▸ Data records for software interfaces:
************

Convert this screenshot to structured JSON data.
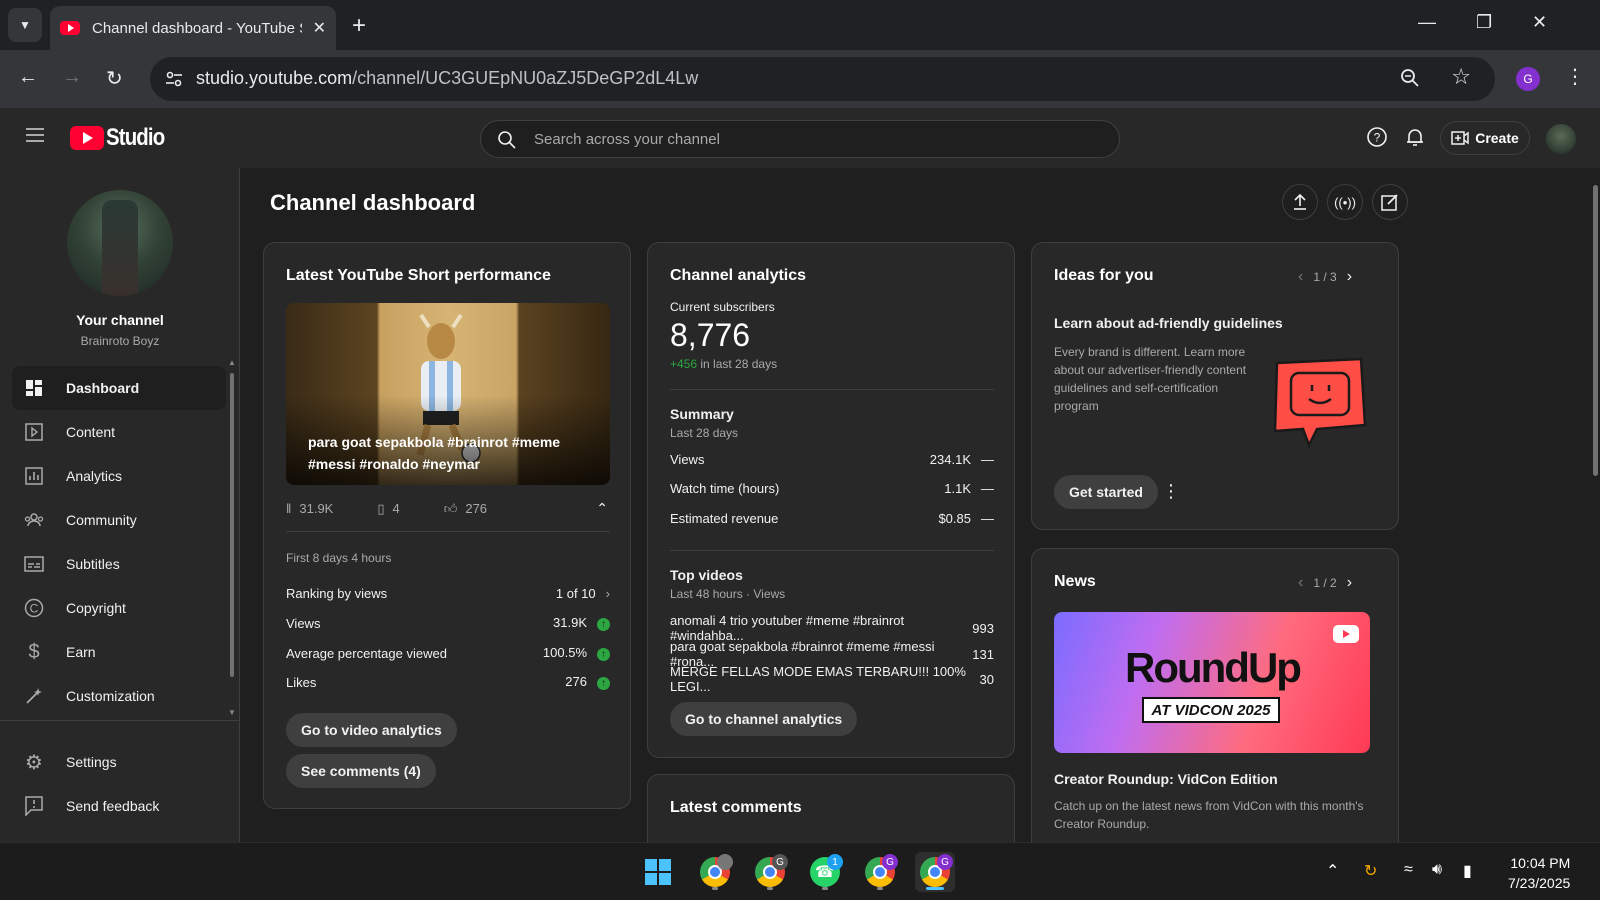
{
  "browser": {
    "tab_title": "Channel dashboard - YouTube Studio",
    "url_host": "studio.youtube.com",
    "url_path": "/channel/UC3GUEpNU0aZJ5DeGP2dL4Lw",
    "profile_letter": "G"
  },
  "header": {
    "logo_text": "Studio",
    "search_placeholder": "Search across your channel",
    "create_label": "Create"
  },
  "sidebar": {
    "your_channel": "Your channel",
    "channel_name": "Brainroto Boyz",
    "items": [
      {
        "label": "Dashboard",
        "icon": "dashboard-icon",
        "active": true
      },
      {
        "label": "Content",
        "icon": "content-icon"
      },
      {
        "label": "Analytics",
        "icon": "analytics-icon"
      },
      {
        "label": "Community",
        "icon": "community-icon"
      },
      {
        "label": "Subtitles",
        "icon": "subtitles-icon"
      },
      {
        "label": "Copyright",
        "icon": "copyright-icon"
      },
      {
        "label": "Earn",
        "icon": "dollar-icon"
      },
      {
        "label": "Customization",
        "icon": "magic-wand-icon"
      }
    ],
    "bottom_items": [
      {
        "label": "Settings",
        "icon": "gear-icon"
      },
      {
        "label": "Send feedback",
        "icon": "feedback-icon"
      }
    ]
  },
  "main": {
    "page_title": "Channel dashboard",
    "short_card": {
      "title": "Latest YouTube Short performance",
      "caption": "para goat sepakbola #brainrot #meme #messi #ronaldo #neymar",
      "views": "31.9K",
      "comments": "4",
      "likes": "276",
      "period": "First 8 days 4 hours",
      "ranking_label": "Ranking by views",
      "ranking_value": "1 of 10",
      "rows": [
        {
          "label": "Views",
          "value": "31.9K"
        },
        {
          "label": "Average percentage viewed",
          "value": "100.5%"
        },
        {
          "label": "Likes",
          "value": "276"
        }
      ],
      "btn_video_analytics": "Go to video analytics",
      "btn_comments": "See comments (4)"
    },
    "analytics_card": {
      "title": "Channel analytics",
      "subs_label": "Current subscribers",
      "subs_value": "8,776",
      "subs_change": "+456",
      "subs_change_period": " in last 28 days",
      "summary_title": "Summary",
      "summary_period": "Last 28 days",
      "summary_rows": [
        {
          "label": "Views",
          "value": "234.1K",
          "trend": "—"
        },
        {
          "label": "Watch time (hours)",
          "value": "1.1K",
          "trend": "—"
        },
        {
          "label": "Estimated revenue",
          "value": "$0.85",
          "trend": "—"
        }
      ],
      "top_title": "Top videos",
      "top_period": "Last 48 hours · Views",
      "top_videos": [
        {
          "title": "anomali 4 trio youtuber #meme #brainrot #windahba...",
          "views": "993"
        },
        {
          "title": "para goat sepakbola #brainrot #meme #messi #rona...",
          "views": "131"
        },
        {
          "title": "MERGE FELLAS MODE EMAS TERBARU!!! 100% LEGI...",
          "views": "30"
        }
      ],
      "btn_channel_analytics": "Go to channel analytics"
    },
    "comments_card": {
      "title": "Latest comments"
    },
    "ideas_card": {
      "title": "Ideas for you",
      "pager": "1 / 3",
      "idea_title": "Learn about ad-friendly guidelines",
      "idea_body": "Every brand is different. Learn more about our advertiser-friendly content guidelines and self-certification program",
      "btn_get_started": "Get started"
    },
    "news_card": {
      "title": "News",
      "pager": "1 / 2",
      "image_text": "RoundUp",
      "image_subtext": "AT VIDCON 2025",
      "news_title": "Creator Roundup: VidCon Edition",
      "news_body": "Catch up on the latest news from VidCon with this month's Creator Roundup."
    }
  },
  "taskbar": {
    "time": "10:04 PM",
    "date": "7/23/2025",
    "whatsapp_badge": "1",
    "chrome_badges": [
      "G",
      "G",
      "G"
    ]
  },
  "colors": {
    "youtube_red": "#ff0033",
    "positive_green": "#2ba640",
    "surface": "#282828",
    "background": "#1f1f1f"
  }
}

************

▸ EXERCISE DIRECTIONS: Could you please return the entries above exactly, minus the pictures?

▸ ANSWER FOR THE TASK:
Convert this screenshot to structured JSON data.
{
  "browser": {
    "tab_title": "Channel dashboard - YouTube Studio",
    "url_host": "studio.youtube.com",
    "url_path": "/channel/UC3GUEpNU0aZJ5DeGP2dL4Lw",
    "profile_letter": "G"
  },
  "header": {
    "logo_text": "Studio",
    "search_placeholder": "Search across your channel",
    "create_label": "Create"
  },
  "sidebar": {
    "your_channel": "Your channel",
    "channel_name": "Brainroto Boyz",
    "items": [
      {
        "label": "Dashboard",
        "icon": "dashboard-icon",
        "active": true
      },
      {
        "label": "Content",
        "icon": "content-icon"
      },
      {
        "label": "Analytics",
        "icon": "analytics-icon"
      },
      {
        "label": "Community",
        "icon": "community-icon"
      },
      {
        "label": "Subtitles",
        "icon": "subtitles-icon"
      },
      {
        "label": "Copyright",
        "icon": "copyright-icon"
      },
      {
        "label": "Earn",
        "icon": "dollar-icon"
      },
      {
        "label": "Customization",
        "icon": "magic-wand-icon"
      }
    ],
    "bottom_items": [
      {
        "label": "Settings",
        "icon": "gear-icon"
      },
      {
        "label": "Send feedback",
        "icon": "feedback-icon"
      }
    ]
  },
  "main": {
    "page_title": "Channel dashboard",
    "short_card": {
      "title": "Latest YouTube Short performance",
      "caption": "para goat sepakbola #brainrot #meme #messi #ronaldo #neymar",
      "views": "31.9K",
      "comments": "4",
      "likes": "276",
      "period": "First 8 days 4 hours",
      "ranking_label": "Ranking by views",
      "ranking_value": "1 of 10",
      "rows": [
        {
          "label": "Views",
          "value": "31.9K"
        },
        {
          "label": "Average percentage viewed",
          "value": "100.5%"
        },
        {
          "label": "Likes",
          "value": "276"
        }
      ],
      "btn_video_analytics": "Go to video analytics",
      "btn_comments": "See comments (4)"
    },
    "analytics_card": {
      "title": "Channel analytics",
      "subs_label": "Current subscribers",
      "subs_value": "8,776",
      "subs_change": "+456",
      "subs_change_period": " in last 28 days",
      "summary_title": "Summary",
      "summary_period": "Last 28 days",
      "summary_rows": [
        {
          "label": "Views",
          "value": "234.1K",
          "trend": "—"
        },
        {
          "label": "Watch time (hours)",
          "value": "1.1K",
          "trend": "—"
        },
        {
          "label": "Estimated revenue",
          "value": "$0.85",
          "trend": "—"
        }
      ],
      "top_title": "Top videos",
      "top_period": "Last 48 hours · Views",
      "top_videos": [
        {
          "title": "anomali 4 trio youtuber #meme #brainrot #windahba...",
          "views": "993"
        },
        {
          "title": "para goat sepakbola #brainrot #meme #messi #rona...",
          "views": "131"
        },
        {
          "title": "MERGE FELLAS MODE EMAS TERBARU!!! 100% LEGI...",
          "views": "30"
        }
      ],
      "btn_channel_analytics": "Go to channel analytics"
    },
    "comments_card": {
      "title": "Latest comments"
    },
    "ideas_card": {
      "title": "Ideas for you",
      "pager": "1 / 3",
      "idea_title": "Learn about ad-friendly guidelines",
      "idea_body": "Every brand is different. Learn more about our advertiser-friendly content guidelines and self-certification program",
      "btn_get_started": "Get started"
    },
    "news_card": {
      "title": "News",
      "pager": "1 / 2",
      "image_text": "RoundUp",
      "image_subtext": "AT VIDCON 2025",
      "news_title": "Creator Roundup: VidCon Edition",
      "news_body": "Catch up on the latest news from VidCon with this month's Creator Roundup."
    }
  },
  "taskbar": {
    "time": "10:04 PM",
    "date": "7/23/2025",
    "whatsapp_badge": "1",
    "chrome_badges": [
      "G",
      "G",
      "G"
    ]
  },
  "colors": {
    "youtube_red": "#ff0033",
    "positive_green": "#2ba640",
    "surface": "#282828",
    "background": "#1f1f1f"
  }
}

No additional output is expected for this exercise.